*PROBLEM DESCRIPTION*.
Skip the pictures and return every entry exactly as written.

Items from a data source

§ §

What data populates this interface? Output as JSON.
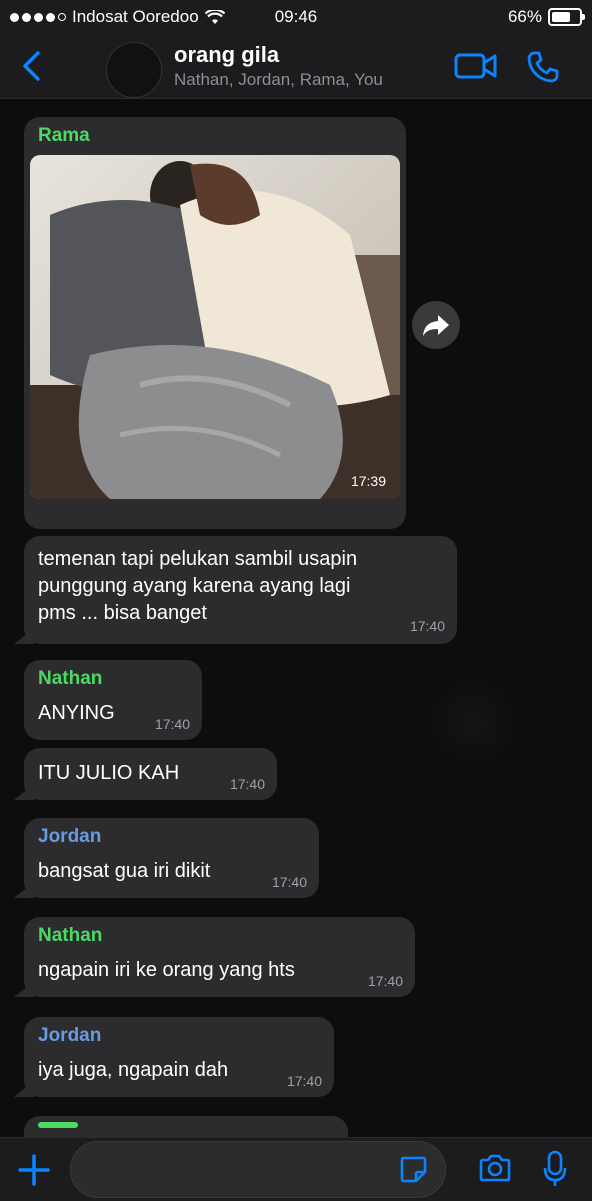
{
  "status_bar": {
    "carrier": "Indosat Ooredoo",
    "time": "09:46",
    "battery": "66%"
  },
  "header": {
    "title": "orang gila",
    "members": "Nathan, Jordan, Rama, You"
  },
  "messages": [
    {
      "sender": "Rama",
      "type": "image",
      "time": "17:39"
    },
    {
      "type": "text",
      "lines": [
        "temenan tapi pelukan sambil usapin",
        "punggung ayang karena ayang lagi",
        "pms ... bisa banget"
      ],
      "time": "17:40"
    },
    {
      "sender": "Nathan",
      "type": "text",
      "text": "ANYING",
      "time": "17:40"
    },
    {
      "type": "text",
      "text": "ITU JULIO KAH",
      "time": "17:40"
    },
    {
      "sender": "Jordan",
      "type": "text",
      "text": "bangsat gua iri dikit",
      "time": "17:40"
    },
    {
      "sender": "Nathan",
      "type": "text",
      "text": "ngapain iri ke orang yang hts",
      "time": "17:40"
    },
    {
      "sender": "Jordan",
      "type": "text",
      "text": "iya juga, ngapain dah",
      "time": "17:40"
    }
  ],
  "colors": {
    "accent": "#0a84ff",
    "rama": "#4cd964",
    "nathan": "#4cd964",
    "jordan": "#6a9ae0",
    "bubble": "#2c2c2e"
  },
  "icons": {
    "back": "chevron-left-icon",
    "video": "video-camera-icon",
    "phone": "phone-icon",
    "forward": "forward-arrow-icon",
    "add": "plus-icon",
    "sticker": "sticker-icon",
    "camera": "camera-icon",
    "mic": "microphone-icon"
  }
}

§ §

*RESULT OF THIS TASK*.
What data populates this interface? Output as JSON.
{
  "status_bar": {
    "carrier": "Indosat Ooredoo",
    "time": "09:46",
    "battery": "66%"
  },
  "header": {
    "title": "orang gila",
    "members": "Nathan, Jordan, Rama, You"
  },
  "messages": [
    {
      "sender": "Rama",
      "type": "image",
      "time": "17:39"
    },
    {
      "type": "text",
      "lines": [
        "temenan tapi pelukan sambil usapin",
        "punggung ayang karena ayang lagi",
        "pms ... bisa banget"
      ],
      "time": "17:40"
    },
    {
      "sender": "Nathan",
      "type": "text",
      "text": "ANYING",
      "time": "17:40"
    },
    {
      "type": "text",
      "text": "ITU JULIO KAH",
      "time": "17:40"
    },
    {
      "sender": "Jordan",
      "type": "text",
      "text": "bangsat gua iri dikit",
      "time": "17:40"
    },
    {
      "sender": "Nathan",
      "type": "text",
      "text": "ngapain iri ke orang yang hts",
      "time": "17:40"
    },
    {
      "sender": "Jordan",
      "type": "text",
      "text": "iya juga, ngapain dah",
      "time": "17:40"
    }
  ],
  "colors": {
    "accent": "#0a84ff",
    "rama": "#4cd964",
    "nathan": "#4cd964",
    "jordan": "#6a9ae0",
    "bubble": "#2c2c2e"
  },
  "icons": {
    "back": "chevron-left-icon",
    "video": "video-camera-icon",
    "phone": "phone-icon",
    "forward": "forward-arrow-icon",
    "add": "plus-icon",
    "sticker": "sticker-icon",
    "camera": "camera-icon",
    "mic": "microphone-icon"
  }
}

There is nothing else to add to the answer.